We don't hear about ACHOO too much because it's not really something that severely affects people's quality of life. "I’ve actually never seen a patient coming in specifically for that," says Anwar.
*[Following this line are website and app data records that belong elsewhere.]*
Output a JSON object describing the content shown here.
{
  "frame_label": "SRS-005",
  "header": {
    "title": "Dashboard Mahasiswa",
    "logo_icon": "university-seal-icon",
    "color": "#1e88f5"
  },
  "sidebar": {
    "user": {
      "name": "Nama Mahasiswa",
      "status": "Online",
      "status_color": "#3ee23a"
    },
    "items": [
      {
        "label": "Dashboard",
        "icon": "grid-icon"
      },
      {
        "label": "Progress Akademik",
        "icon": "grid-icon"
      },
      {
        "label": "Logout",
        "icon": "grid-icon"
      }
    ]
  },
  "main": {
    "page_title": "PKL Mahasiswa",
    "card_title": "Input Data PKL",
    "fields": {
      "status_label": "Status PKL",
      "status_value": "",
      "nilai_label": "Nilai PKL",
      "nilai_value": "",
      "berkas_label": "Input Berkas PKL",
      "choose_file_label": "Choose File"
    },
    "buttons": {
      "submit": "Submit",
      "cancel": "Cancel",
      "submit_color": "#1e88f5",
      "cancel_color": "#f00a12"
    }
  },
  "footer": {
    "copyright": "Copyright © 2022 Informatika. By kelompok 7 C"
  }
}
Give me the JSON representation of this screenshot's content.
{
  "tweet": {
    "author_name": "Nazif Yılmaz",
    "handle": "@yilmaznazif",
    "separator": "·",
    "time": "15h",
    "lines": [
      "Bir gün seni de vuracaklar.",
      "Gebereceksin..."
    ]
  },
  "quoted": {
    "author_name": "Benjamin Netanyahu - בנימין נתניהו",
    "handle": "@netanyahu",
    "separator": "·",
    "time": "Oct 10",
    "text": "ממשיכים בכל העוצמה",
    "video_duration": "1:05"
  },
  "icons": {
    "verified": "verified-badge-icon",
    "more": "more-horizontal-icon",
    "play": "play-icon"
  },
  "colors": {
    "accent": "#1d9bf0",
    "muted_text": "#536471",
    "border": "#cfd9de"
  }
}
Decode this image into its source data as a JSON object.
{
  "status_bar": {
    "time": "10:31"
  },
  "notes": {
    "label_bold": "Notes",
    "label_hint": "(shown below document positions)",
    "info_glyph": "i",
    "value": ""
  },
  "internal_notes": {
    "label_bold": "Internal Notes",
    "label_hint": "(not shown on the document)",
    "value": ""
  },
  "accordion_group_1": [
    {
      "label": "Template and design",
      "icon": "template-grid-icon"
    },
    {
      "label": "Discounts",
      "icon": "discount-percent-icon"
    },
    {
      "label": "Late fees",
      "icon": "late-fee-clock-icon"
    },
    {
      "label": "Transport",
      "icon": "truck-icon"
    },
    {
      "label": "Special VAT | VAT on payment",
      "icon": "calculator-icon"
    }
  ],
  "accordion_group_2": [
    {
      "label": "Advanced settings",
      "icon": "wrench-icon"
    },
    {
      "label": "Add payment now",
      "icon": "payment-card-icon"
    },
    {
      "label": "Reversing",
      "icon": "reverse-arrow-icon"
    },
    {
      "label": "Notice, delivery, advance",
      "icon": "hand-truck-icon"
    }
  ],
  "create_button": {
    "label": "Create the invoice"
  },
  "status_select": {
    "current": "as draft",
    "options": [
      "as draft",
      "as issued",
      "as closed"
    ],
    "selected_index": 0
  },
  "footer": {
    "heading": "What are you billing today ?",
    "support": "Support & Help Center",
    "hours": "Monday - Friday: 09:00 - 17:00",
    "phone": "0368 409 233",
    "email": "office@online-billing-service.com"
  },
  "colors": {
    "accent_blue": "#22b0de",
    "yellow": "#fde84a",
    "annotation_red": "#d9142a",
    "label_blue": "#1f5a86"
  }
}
But ACHOO can present certain dangers to people who are operating heavy machinery, like driving a car or piloting an aircraft, if it happens at an inopportune time, he says. "It can cause the driver to lose control of the vehicle," he says, noting that people can try to lessen the effect of the light by wearing sunglasses or hats.
If you have the reflex, then it might also be good to notify your doctor or dentist about it if you're getting any kind of procedure done around the eyes or mouth, especially if sharp instruments are involved, Raithatha says. "If someone knows they have a condition like this, where they’re triggered by bright light, they should certainly let their doctor know so that they can let their sneezing pass before the doctor proceeds with the procedure itself," he says.